KW: I think what has been so cool about Prime Video is they're really producing it like they produce 'Thursday Night Football' – which is such a great product. They do these fun clips building up to the match like they did that 'Cooler Kids' skit with Lori [Lindsey] and Mike [Watts].

And this week, you know, we've been brainstorming like, what can we do before the game? What cool clips, can we show? What skits can we do? And I think that that entertainment value is huge.

SD: After a couple of years, you're kind of stepping back into the headspace of the NWSL. What have you maybe enjoyed the most about having a bit of distance? And what have you missed the most?

KW: The biggest thing in sports in general, and especially in the NWSL, is that it is so up and down. Like each week, you're either in the worst mood ever or you're in the best mood ever. So it's really hard in sports.

My husband and I always say like, you will never get the highest of highs like you do, but you also aren't upset all the time because you're not performing well or your team lost. And so I think it has been nice for me because it's been so long of frustrations if things aren't going well.

But you know, I miss playing every single day. I miss the competitive nature of the game. I miss working towards being the best player I can be. And that's what I'm really looking forward to on Friday. To just be down on the field and see these players playing. That's going to be really cool to be back in that environment.

SD: Okay a quick one. Who was the best player you played with?

KW: That is a very hard question. Well, I have to say Alyssa Naeher is the best at her position that I played with. I think the player that I hated going against the most is probably Crystal Dunn.

I went to college with her [Dunn], we're good friends, but then I played against her for so many years. She is not fun to play against because she's so good defensively and then you turn around and she's scoring the other side. So, she's she's probably the best.
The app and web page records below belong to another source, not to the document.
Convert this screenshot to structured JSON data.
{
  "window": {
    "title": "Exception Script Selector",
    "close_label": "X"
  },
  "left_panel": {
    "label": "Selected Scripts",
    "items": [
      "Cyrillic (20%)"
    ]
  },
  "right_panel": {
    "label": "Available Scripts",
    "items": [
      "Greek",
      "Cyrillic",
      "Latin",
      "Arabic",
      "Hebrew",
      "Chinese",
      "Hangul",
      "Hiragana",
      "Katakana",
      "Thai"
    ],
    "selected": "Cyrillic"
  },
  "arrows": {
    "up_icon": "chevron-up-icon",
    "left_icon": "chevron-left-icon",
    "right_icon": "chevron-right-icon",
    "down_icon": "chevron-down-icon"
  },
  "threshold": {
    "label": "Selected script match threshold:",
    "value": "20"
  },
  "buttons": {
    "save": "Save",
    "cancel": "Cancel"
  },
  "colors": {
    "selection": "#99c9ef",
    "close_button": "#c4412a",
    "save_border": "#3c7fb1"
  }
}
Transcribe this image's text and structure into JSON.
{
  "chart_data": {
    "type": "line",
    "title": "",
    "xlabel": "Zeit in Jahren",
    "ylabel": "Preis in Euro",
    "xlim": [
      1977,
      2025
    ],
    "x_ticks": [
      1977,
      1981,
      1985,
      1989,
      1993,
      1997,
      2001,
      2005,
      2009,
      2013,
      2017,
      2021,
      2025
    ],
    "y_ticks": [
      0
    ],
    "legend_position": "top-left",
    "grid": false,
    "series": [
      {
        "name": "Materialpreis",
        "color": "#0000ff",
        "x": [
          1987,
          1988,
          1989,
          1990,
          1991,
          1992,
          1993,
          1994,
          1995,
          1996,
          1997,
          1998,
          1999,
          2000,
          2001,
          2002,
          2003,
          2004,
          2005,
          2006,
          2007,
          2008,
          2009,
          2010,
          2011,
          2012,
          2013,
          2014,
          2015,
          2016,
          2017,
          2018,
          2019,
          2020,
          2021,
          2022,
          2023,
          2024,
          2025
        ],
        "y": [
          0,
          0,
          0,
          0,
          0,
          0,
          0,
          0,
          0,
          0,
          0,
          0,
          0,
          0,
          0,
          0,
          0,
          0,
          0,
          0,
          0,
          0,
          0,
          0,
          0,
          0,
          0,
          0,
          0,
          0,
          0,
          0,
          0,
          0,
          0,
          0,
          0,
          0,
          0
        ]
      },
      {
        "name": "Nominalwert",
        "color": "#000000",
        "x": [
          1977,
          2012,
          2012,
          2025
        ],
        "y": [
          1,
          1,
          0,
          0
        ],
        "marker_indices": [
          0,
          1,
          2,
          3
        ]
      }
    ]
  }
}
SD: In terms of accomplishments on the pitch, what would you say was the proudest moment of your career?

KW: I think the proudest moment I can think of was winning the U20 World Cup with the USA in 2012. But I think the proudest I've actually been in myself was coming back from my ACL. I had never had an injury before and I had no idea how difficult it was to come back. And my recovery was very up and down. So coming back from that was the most proud I've been in myself.

Kealia Watt celebrates scoring the winning goal for the USA against Germany in the U20 World Cup final in Japan, 2012 | Courtesy of U.S. Soccer

SD: Something I wanted to touch on is your return to Houston on Friday. The fans in Texas have a lot of affection for you but never really got to say goodbye. You left during the pandemic season, and then you never really had a career send-off after your injury in Chicago. I suppose, do you feel like Friday is kind of like a homecoming? Or will it bring some closure on your playing career?

KW: Yeah, I never really officially announced my retirement right? I never announced it because that's just how I am as a person. I kind of faded away. I miss the Dash so much and it is such a big part of my life. And Houston, I mean, I met my husband there. That is like the most pivotal time in my life and so it really means so much to go back and to get that closure.

I still follow the Dash, I follow the fans and they still have so many of the same fans. I feel like I know a lot of them personally. I still see them going to the games, then I'm sure they will be there on Friday. So, to see those people that will mean so much to me. That's going to be huge. I cannot wait for that.

The Houston Dash host the Washington Spirit live on Amazon Prime, Friday April 12, kick off 7:00 p.m. CT. You can get tickets here.